(Beginning of SOURCE INFORMATION)
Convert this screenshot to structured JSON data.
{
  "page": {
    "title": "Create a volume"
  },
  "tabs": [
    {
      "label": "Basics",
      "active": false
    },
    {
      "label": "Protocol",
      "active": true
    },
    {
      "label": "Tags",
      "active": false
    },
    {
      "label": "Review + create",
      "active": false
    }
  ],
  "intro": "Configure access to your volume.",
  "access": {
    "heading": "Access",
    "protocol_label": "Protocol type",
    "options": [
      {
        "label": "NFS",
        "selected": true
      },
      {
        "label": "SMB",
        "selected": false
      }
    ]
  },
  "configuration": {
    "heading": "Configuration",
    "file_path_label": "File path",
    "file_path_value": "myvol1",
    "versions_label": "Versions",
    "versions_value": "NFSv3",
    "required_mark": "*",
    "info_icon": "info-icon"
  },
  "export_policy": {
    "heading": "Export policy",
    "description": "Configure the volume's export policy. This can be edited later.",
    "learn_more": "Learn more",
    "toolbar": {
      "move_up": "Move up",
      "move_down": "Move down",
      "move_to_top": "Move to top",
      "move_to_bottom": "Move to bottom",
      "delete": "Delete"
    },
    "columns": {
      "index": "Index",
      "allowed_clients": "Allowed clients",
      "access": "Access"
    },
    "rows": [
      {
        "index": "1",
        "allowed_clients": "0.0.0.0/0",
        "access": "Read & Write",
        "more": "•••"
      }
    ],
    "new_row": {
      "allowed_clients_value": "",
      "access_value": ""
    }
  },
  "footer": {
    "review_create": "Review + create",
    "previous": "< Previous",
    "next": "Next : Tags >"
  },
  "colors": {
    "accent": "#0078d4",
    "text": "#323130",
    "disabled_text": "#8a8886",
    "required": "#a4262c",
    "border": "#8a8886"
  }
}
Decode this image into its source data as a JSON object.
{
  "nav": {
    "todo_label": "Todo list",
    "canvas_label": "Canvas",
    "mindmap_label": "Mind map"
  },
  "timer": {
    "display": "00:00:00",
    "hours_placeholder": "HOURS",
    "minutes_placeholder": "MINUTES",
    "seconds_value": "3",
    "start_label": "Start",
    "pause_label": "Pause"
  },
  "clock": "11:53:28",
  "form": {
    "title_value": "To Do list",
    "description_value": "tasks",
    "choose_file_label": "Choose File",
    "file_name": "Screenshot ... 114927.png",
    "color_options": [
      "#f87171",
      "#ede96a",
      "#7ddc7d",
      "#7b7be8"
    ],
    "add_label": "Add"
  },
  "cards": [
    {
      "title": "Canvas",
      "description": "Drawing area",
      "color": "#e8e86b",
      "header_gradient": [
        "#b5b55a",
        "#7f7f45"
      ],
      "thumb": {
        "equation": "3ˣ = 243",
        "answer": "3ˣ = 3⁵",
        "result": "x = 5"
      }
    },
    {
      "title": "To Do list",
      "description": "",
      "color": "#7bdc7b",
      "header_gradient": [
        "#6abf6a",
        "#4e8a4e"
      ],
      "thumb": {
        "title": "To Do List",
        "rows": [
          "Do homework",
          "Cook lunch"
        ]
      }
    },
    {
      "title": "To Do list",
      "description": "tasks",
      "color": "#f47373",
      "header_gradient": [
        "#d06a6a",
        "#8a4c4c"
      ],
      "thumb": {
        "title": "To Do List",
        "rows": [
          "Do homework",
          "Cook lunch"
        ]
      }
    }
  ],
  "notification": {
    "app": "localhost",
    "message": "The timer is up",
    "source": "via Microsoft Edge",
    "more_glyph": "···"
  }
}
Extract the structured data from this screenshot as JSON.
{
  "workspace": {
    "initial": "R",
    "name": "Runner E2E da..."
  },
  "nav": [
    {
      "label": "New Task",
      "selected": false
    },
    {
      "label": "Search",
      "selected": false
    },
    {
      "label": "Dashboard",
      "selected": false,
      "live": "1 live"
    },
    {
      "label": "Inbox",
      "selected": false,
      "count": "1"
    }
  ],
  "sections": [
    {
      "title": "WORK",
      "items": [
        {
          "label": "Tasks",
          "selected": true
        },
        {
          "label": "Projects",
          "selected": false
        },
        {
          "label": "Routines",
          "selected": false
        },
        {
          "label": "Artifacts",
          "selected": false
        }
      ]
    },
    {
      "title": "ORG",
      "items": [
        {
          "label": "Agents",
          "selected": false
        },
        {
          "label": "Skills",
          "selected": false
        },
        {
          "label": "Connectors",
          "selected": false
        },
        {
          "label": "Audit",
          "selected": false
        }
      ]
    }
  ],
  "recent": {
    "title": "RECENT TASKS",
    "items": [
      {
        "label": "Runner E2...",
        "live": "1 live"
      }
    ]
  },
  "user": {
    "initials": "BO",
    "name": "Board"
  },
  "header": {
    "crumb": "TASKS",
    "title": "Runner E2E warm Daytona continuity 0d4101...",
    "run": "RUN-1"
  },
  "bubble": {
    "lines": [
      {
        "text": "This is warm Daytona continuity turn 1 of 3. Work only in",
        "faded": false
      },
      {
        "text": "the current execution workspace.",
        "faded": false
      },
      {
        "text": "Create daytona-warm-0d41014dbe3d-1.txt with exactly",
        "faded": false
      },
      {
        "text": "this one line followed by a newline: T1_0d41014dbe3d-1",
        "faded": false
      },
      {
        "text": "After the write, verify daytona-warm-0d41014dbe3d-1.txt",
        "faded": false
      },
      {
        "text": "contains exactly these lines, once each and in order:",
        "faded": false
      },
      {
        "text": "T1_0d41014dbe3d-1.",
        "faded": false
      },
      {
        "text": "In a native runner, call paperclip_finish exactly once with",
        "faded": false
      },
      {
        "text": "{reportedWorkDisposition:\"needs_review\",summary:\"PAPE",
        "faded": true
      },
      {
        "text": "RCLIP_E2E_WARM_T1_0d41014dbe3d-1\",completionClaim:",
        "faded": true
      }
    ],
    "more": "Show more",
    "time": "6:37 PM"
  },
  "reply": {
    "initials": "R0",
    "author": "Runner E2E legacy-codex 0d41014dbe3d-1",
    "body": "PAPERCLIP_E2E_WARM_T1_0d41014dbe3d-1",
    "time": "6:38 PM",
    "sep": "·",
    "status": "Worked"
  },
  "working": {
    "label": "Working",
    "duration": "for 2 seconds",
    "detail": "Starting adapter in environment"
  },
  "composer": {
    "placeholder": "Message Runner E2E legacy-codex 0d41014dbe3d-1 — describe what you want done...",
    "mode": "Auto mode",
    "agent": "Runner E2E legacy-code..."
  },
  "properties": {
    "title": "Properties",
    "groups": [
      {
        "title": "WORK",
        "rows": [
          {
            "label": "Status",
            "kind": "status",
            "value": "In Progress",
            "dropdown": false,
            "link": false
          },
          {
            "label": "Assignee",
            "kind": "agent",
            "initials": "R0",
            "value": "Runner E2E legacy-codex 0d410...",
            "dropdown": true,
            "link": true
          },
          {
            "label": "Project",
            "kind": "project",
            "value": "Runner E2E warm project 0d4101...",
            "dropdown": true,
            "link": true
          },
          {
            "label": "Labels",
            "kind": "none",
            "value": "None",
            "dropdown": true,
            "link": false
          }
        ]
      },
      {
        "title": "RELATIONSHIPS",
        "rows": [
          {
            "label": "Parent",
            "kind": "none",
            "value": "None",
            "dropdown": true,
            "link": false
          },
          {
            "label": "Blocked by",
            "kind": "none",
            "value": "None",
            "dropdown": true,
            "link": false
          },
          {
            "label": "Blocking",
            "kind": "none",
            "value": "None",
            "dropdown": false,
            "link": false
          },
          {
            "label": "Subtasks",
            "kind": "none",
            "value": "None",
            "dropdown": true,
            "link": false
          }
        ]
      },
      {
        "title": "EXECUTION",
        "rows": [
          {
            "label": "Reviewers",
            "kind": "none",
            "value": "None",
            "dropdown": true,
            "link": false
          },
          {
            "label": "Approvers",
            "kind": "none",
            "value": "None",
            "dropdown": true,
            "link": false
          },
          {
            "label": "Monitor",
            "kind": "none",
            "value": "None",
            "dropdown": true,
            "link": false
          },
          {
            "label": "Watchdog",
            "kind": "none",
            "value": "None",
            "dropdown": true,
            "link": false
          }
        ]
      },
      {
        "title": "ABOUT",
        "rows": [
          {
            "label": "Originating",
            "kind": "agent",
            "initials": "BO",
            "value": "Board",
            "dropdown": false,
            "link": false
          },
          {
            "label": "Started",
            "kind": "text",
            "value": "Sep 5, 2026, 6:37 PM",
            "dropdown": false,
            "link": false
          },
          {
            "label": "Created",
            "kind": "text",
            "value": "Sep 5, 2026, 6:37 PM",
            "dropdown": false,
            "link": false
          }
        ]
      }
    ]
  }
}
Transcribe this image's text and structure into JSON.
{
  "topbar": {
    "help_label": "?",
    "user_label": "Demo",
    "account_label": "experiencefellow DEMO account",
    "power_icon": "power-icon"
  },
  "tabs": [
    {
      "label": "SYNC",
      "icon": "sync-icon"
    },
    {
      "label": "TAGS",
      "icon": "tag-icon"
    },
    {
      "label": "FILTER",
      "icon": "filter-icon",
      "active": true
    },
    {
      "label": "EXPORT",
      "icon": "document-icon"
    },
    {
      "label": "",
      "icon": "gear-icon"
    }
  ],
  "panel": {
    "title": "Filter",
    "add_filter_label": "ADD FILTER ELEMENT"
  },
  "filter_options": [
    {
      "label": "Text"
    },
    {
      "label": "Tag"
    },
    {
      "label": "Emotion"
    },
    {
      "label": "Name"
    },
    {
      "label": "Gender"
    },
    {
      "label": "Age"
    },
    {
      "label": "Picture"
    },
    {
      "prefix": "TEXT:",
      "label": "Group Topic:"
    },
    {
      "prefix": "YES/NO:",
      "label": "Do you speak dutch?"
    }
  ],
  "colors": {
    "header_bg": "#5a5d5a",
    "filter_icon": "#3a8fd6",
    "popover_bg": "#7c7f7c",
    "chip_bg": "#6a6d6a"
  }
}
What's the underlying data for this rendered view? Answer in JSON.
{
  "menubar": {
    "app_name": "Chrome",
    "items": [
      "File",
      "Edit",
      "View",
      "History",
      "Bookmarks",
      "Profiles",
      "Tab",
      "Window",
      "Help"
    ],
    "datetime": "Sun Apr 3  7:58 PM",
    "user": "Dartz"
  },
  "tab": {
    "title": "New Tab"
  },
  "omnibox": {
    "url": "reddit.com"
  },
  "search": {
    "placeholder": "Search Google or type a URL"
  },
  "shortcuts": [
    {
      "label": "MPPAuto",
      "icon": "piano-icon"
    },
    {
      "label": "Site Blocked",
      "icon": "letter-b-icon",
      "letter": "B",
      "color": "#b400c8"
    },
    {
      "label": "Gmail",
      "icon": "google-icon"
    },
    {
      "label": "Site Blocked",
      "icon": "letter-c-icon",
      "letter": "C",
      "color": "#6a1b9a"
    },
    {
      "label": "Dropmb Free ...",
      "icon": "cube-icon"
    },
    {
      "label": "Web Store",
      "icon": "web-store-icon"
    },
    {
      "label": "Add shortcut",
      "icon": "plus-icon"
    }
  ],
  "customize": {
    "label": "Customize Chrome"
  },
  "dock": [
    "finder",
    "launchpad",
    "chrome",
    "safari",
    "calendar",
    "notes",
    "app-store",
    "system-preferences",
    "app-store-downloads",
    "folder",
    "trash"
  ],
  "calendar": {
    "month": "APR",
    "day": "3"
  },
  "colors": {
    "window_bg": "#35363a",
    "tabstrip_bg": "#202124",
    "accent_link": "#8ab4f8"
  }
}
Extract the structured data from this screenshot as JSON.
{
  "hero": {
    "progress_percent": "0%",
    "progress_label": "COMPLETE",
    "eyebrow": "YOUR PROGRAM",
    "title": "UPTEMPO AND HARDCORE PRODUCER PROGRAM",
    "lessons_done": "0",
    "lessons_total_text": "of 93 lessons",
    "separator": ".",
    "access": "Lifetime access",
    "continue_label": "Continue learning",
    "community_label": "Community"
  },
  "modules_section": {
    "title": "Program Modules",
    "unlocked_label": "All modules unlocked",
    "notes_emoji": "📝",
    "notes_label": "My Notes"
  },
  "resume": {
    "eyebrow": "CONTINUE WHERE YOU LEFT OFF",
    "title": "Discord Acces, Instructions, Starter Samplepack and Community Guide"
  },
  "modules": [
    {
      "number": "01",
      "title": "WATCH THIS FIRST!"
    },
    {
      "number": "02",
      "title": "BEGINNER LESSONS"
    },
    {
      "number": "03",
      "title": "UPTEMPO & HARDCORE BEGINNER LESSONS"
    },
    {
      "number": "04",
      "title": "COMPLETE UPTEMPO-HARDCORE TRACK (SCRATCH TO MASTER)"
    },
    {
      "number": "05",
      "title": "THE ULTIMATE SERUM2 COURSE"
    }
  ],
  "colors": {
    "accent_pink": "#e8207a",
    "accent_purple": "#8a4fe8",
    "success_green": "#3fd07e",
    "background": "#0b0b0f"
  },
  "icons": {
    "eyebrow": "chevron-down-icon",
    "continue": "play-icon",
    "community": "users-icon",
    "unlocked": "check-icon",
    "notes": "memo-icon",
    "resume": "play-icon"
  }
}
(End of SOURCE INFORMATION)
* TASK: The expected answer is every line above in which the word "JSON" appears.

* SOLUTION FOR THIS PROBLEM:
Convert this screenshot to structured JSON data.
Decode this image into its source data as a JSON object.
Extract the structured data from this screenshot as JSON.
Transcribe this image's text and structure into JSON.
What's the underlying data for this rendered view? Answer in JSON.
Extract the structured data from this screenshot as JSON.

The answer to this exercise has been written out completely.